Stay, O sweet, and do not rise ; The light, that shines comes from thine eyes ; The day breaks not, it is my heart, Because that you and I must part. Stay, or else my joys will die, And perish in their infancy. 'T is true, 't is day; what though it be? O wilt thou therefore rise from me? Why should we rise because 'tis light? Did we lie down because 'twas night? Love, which in spite of darkness brought us hither, Should in despite of light keep us together. Light hath no tongue, but is all eye. If it could speek as well as spy, This were the worst that it could say: - That, being well, I fain would stay, And that I lov'd my heart and honour so, That I would not from him, that had them, go. Must business thee from hence remove? Oh, that's the worse disease of love! The poor, the fool, the false, love can Admit, but not the busied man. He, which hath business, and makes love, doth do Such wrong, as when a married man doth woo.
R. Clarke sets stanza 1?
V. Fine sets stanza 1
M. Emery sets stanza 1
About the headline (FAQ)
- by John Donne (1572 - 1631), "Break of Day" [author's text checked 1 time against a primary source]
Musical settings (art songs, Lieder, mélodies, (etc.), choral pieces, and other vocal works set to this text), listed by composer (not necessarily exhaustive)
- by Geoffrey Bush (1920 - 1998), "Stay o sweet", published 1948, from Three Elizabethan Songs [ sung text not yet checked against a primary source]
- by Rebecca Clarke (1886 - 1979), "Daybreak", early 1940s, stanza 1? [ sung text not yet checked against a primary source]
- by William Corkine (flourished 1610-2), "Break of day" [ sung text not yet checked against a primary source]
- by Malcolm Gordon Davidson (1891 - 1949), "Stay o sweet", published 1923 [medium voice and piano] [ sung text not yet checked against a primary source]
- by Matthew Emery (b. 1991), "Stay o sweet and do not rise", 2012, stanza 1 [SATB chorus a cappella] [ sung text checked 1 time]
- by Vivian Fine (1913 - 2000), "Daybreak", 1937-8, first performed 1941, stanza 1 [soprano or mezzo-soprano and piano], from Four Elizabethan Songs, no. 1 [ sung text checked 1 time]
- by Eleanor Everest Freer (1864 - 1942), "Daybreak", op. 4 no. 7, published 1905 [voice and piano], from A Book of Songs, no. 7 [ sung text not yet checked against a primary source]
- by Harl McDonald (1899 - 1955), "Break of day", published 1939 [ sung text not yet checked against a primary source]
- by Michael John Trotta (b. 1978), "Break of day", published 2013 [SATB chorus, piano, and English horn or oboe], Carl Fischer [ sung text not yet checked against a primary source]

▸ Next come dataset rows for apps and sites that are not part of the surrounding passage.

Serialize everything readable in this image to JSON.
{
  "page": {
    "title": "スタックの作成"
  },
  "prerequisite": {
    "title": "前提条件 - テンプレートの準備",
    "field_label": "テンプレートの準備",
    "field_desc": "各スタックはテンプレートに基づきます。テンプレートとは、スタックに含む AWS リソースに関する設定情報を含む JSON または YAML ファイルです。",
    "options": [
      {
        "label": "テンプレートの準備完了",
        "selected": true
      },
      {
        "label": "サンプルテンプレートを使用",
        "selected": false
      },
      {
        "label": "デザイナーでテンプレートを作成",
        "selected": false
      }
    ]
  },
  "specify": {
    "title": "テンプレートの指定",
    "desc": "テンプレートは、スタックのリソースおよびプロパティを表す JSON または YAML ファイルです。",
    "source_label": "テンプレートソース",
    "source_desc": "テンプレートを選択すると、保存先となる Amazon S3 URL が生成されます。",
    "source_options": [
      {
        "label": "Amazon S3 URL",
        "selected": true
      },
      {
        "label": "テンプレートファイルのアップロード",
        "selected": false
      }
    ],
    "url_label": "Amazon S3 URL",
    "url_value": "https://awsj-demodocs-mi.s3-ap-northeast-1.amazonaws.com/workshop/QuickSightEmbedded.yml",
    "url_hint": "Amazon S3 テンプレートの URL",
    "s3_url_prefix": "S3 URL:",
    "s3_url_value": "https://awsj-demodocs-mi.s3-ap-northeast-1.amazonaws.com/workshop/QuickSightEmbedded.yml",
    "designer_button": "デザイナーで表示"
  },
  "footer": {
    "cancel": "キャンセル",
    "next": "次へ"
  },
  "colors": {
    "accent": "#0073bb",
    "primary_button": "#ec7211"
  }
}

- by Peter Warlock (1894 - 1930), "Break of day", 1918, lost [ sung text not yet checked against a primary source]
Settings in other languages, adaptations, or excerpts:
- Also set in English, [adaptation] ; composed by Anonymous/Unidentified Artist, Judith Cloud, John Dowland, Henry Lawes, Michael Ostrzyga.
Researcher for this text: Emily Ezust [Administrator]
This text was added to the website: 2008-07-26
Line count: 24
Word count: 188